China’s push for green buildings and the development of “Eco-Cities” is really taking shape. New York architect Kevin Kennon has announced the final plans for a 90,00 square meter (about 968,700 sq ft.) eco-friendly office tower in Tianjin, China. The 200 meter (about 656 ft.) tall high rise, called Tian Fang,  will be home to both office spaces and a  high-end shopping center that will sit nestled in and amongst green spaces that occupy the entire city block. The building’s design was commissioned for Tianjin’s “Eco-City” project and incorporates clean energy technologies as well as a green aesthetic that, according to this statement, “mimics the form and growth of  bamboo forests.”

Not to be confused with Langfang’s Eco-Smart City, which we’ve covered in recent months, the nearby city of Tianjin’s own “Eco-City” project is another one of China’s several efforts in green building development. The eco-city in Tianjin is meant to be a 30 square kilometer city full of sustainable communities that shows off the latest in energy-conscious building.

Tian Fang Tower

image via Kevin Kennon Architects

The Tian Fang tower will generate about 20% of its energy on site using a combination of solar panels, wind turbines and hydrogen fuel cells, while another 20% of the tower’s energy use will be saved using conservation efforts. According to the report, several solar and wind studies were conducted and subsequently used in the design of the building to maximize use of daylight and available wind resources for natural building lighting  and convection based heating and cooling.

The  building’s shape and use of glass is a deliberate move to merge form and function. Kennon based Tian Fang’s design on 14X14 meter square blocks and staggered them so that the building has 18 corners instead of just 4. Not only does this approach afford more highly coveted “corner office” real estate but, as the building’s columns rise, their shapes allow the building to maximize its exposure to the sun and port more light into the building’s more than 50 atriums.

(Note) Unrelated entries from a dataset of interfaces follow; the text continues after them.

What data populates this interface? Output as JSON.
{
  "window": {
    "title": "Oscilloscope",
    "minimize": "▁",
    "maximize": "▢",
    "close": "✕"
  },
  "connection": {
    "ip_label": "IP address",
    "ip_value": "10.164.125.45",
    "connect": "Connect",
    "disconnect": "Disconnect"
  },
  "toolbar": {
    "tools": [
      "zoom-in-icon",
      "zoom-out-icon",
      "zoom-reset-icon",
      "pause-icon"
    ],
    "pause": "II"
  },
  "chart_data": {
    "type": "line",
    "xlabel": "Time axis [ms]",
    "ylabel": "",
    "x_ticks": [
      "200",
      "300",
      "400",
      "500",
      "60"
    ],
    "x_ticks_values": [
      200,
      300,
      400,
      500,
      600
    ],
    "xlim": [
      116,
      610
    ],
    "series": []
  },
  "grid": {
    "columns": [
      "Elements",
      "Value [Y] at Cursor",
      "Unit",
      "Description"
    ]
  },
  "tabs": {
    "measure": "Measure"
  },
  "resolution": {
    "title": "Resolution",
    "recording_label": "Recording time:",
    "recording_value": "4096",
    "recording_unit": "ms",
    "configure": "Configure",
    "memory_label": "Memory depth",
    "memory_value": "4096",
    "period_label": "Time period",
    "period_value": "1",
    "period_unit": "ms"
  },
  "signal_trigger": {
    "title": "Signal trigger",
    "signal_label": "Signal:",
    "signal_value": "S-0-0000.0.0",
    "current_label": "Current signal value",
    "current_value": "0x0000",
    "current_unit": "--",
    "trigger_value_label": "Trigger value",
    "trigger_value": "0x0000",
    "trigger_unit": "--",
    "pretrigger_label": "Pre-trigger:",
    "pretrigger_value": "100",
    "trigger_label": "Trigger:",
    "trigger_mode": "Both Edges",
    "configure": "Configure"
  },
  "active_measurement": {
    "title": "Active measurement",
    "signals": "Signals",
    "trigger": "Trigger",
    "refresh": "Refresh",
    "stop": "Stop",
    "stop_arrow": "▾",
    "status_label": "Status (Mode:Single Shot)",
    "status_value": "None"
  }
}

The building is scheduled to be completed sometime in 2013. When it is finished, it should draw 40% less energy from the city’s grid than similar buildings in the area.